The demo shows an asteroid field made up of 50,000 unique lumps of space rock, all rendered on the HD 4400 processor graphics inside the CPU itself. At the flick of a switch (or more likely the tap of a key), Intel can show the difference between rendering with the DirectX 11 API and the upcoming DirectX 12 update.

“Like the Surface Pro 3, all devices which support DirectX 12 can benefit from DirectX 12 reduced power consumption, either in the form of longer battery life, increased performance, or some combination of the two,” Andrew Yeung, a Microsoft program manager, wrote in a blog post.

“The power savings are coming directly from the efficiency improvements that inherently come with using the DirectX 12 API,” Yeung added. “Lower level access to the hardware than ever before allows applications to significantly improve their CPU utilization, enabling them to draw extremely complex scenes at a significantly reduced energy cost.”

The key difference between DirectX 11 and DirectX 12 is the latter allows the GPU to take on more physics processing and calculating collisions.

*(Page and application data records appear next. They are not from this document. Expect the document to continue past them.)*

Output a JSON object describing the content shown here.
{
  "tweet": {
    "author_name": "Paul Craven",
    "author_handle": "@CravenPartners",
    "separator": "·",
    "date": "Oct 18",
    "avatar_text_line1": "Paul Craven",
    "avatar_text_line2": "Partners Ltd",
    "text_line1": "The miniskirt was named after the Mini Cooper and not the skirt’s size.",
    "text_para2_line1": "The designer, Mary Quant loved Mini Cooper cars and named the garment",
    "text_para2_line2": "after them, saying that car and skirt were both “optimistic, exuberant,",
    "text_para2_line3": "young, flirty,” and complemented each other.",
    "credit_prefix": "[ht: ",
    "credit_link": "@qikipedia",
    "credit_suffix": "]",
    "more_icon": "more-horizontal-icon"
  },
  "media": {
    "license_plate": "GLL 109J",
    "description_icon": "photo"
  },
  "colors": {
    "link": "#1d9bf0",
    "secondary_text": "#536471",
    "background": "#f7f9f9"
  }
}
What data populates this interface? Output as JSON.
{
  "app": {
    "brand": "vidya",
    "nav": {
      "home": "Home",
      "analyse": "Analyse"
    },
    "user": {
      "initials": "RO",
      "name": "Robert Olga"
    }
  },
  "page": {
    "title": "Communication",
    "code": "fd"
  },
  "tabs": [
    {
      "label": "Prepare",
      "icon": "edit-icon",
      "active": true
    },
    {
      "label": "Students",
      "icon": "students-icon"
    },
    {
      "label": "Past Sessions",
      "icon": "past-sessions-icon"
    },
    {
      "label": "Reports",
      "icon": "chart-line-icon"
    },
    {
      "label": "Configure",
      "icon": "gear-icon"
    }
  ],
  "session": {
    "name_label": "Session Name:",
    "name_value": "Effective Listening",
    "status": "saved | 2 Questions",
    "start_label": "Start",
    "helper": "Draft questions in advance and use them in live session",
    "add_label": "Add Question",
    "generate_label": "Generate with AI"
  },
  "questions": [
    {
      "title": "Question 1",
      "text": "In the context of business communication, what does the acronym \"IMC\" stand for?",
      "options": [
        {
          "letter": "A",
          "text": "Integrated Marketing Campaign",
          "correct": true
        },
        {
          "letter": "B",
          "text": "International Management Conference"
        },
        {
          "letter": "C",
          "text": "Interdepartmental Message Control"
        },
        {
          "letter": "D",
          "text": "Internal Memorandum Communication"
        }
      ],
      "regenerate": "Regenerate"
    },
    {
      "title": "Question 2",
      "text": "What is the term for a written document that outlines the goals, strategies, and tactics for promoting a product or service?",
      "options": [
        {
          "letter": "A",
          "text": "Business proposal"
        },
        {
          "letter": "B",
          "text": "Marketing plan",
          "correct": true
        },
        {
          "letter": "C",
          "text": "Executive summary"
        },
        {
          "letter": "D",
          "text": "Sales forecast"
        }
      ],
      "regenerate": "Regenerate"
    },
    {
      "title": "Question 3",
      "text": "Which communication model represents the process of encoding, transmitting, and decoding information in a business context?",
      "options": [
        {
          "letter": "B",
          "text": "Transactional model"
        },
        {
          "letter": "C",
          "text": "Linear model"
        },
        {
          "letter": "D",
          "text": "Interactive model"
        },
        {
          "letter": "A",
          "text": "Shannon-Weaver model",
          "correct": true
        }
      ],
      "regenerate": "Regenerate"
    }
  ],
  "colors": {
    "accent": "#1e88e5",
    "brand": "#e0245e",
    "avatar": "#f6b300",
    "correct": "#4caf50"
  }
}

The CPU typically takes on these computing tasks, but by offloading it to the graphics card it lets the processor run cooler while drawing less power.

Of course, this means the GPU is sucking up more energy. However, from the charts in the demonstration it seems that DirectX 12 can render double the frame rate when it’s given the same power allowance as DirectX 11.

For a long time DirectX upgrades have meant big leaps in graphical fidelity at the cost of being more intensive on PC hardware, requiring users to pay up for more capable parts. Now it seems DirectX 12 is offering up a flat upgrade for lower power consumption and improved performance.

AMD’s Mantle has plenty to worry about with numbers like these, but we’ll have to see some real world tests before we say it’s flawless.